Records from a collection:
┌────────
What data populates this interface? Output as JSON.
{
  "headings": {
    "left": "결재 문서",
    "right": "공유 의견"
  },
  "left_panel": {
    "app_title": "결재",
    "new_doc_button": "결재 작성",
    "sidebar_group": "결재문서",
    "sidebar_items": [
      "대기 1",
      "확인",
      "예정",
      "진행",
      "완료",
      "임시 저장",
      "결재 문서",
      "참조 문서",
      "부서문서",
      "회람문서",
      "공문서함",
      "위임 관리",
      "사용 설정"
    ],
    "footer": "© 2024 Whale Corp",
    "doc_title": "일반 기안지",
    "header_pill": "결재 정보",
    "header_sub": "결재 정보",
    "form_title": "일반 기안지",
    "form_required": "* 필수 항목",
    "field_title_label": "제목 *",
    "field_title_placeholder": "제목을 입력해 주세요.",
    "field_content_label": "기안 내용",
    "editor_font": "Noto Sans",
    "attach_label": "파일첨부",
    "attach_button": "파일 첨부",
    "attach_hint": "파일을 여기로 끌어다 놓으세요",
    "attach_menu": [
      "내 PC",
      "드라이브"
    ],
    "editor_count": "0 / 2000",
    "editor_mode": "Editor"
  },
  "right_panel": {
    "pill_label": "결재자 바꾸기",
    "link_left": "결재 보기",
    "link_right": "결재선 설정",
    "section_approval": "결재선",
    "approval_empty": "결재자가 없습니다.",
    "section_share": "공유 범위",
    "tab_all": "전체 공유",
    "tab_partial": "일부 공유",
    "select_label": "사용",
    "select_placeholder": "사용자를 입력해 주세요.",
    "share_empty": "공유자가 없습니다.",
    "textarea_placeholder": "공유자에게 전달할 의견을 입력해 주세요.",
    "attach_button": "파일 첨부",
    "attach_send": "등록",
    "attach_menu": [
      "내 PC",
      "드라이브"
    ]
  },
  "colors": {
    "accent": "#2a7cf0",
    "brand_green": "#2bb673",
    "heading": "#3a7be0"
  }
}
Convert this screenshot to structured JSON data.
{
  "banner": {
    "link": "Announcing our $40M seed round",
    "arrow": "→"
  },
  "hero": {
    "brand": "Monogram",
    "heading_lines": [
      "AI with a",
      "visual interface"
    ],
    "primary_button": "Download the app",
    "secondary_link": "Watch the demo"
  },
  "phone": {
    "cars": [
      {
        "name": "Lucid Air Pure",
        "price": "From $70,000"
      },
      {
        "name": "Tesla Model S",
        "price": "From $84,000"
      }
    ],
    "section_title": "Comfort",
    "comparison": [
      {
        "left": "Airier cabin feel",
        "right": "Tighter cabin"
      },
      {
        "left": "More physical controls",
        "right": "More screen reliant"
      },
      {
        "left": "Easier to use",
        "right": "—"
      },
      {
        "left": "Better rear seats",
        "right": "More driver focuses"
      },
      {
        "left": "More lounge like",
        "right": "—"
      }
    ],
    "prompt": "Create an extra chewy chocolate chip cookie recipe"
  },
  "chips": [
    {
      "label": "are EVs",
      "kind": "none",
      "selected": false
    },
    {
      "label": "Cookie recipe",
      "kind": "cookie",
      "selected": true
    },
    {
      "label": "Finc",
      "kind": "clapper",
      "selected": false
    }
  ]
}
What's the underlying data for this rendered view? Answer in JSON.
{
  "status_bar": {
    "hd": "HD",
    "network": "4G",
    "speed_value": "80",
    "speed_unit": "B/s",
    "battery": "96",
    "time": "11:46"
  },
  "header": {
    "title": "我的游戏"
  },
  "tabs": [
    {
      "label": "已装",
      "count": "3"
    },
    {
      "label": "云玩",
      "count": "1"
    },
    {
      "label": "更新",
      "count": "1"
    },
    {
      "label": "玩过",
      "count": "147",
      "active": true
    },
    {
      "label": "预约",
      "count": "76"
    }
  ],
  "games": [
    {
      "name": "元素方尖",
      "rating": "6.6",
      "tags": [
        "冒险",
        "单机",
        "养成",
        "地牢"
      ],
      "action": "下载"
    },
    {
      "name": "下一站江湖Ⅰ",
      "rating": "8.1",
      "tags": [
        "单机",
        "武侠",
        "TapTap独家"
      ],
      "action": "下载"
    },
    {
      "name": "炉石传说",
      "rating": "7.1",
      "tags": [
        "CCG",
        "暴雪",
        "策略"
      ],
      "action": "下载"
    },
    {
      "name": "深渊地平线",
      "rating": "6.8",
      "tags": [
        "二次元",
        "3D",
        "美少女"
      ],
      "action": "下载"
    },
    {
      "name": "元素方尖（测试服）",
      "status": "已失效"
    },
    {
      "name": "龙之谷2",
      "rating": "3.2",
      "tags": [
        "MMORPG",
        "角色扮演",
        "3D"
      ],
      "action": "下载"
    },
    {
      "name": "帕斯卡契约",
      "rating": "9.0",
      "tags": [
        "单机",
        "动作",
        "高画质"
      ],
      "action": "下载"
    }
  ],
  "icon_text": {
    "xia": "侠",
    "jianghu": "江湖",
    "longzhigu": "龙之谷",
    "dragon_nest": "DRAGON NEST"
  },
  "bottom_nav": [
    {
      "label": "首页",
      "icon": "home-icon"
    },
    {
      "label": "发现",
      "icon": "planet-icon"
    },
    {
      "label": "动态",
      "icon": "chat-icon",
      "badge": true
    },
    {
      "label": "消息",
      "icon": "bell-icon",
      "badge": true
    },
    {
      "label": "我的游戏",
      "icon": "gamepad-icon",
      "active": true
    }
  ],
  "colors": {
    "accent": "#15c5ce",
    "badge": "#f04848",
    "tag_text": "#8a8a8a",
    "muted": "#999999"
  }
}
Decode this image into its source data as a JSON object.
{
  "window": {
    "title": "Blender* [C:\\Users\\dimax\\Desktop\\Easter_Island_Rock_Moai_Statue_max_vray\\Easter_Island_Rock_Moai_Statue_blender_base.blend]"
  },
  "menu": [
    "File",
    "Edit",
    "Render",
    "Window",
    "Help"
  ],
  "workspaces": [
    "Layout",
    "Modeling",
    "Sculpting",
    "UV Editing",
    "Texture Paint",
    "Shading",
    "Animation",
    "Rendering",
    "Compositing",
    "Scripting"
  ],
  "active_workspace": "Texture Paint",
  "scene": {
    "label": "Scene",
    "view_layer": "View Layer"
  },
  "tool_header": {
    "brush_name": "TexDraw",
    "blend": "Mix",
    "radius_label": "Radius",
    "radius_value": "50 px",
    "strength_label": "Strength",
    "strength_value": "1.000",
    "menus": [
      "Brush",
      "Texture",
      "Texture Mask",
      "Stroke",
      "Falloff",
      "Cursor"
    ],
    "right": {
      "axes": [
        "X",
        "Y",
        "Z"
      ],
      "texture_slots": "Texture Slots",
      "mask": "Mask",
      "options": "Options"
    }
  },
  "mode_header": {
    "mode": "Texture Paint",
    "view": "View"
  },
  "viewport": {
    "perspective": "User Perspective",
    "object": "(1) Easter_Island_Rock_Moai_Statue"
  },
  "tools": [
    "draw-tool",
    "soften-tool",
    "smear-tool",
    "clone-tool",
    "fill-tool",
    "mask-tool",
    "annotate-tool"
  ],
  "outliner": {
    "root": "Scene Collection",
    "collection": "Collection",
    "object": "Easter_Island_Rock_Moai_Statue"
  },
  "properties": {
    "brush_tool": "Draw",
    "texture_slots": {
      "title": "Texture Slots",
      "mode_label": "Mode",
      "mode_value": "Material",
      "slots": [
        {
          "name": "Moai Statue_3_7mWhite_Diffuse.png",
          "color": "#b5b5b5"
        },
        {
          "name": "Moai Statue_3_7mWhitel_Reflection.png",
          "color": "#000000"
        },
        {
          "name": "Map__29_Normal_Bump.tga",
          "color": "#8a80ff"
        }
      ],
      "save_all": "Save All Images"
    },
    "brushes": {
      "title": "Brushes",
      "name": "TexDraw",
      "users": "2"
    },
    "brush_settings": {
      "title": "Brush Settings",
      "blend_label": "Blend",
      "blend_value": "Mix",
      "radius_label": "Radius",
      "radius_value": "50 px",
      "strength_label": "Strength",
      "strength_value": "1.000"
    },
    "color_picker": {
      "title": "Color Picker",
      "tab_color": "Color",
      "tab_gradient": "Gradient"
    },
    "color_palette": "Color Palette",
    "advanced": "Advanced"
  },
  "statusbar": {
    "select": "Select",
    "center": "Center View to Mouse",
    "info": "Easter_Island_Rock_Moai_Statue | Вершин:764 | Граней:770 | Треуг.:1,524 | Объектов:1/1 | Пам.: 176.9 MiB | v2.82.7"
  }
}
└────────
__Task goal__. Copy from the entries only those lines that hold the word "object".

__Solution to this task__.
Decode this image into its source data as a JSON object.
    "object": "(1) Easter_Island_Rock_Moai_Statue"
    "object": "Easter_Island_Rock_Moai_Statue"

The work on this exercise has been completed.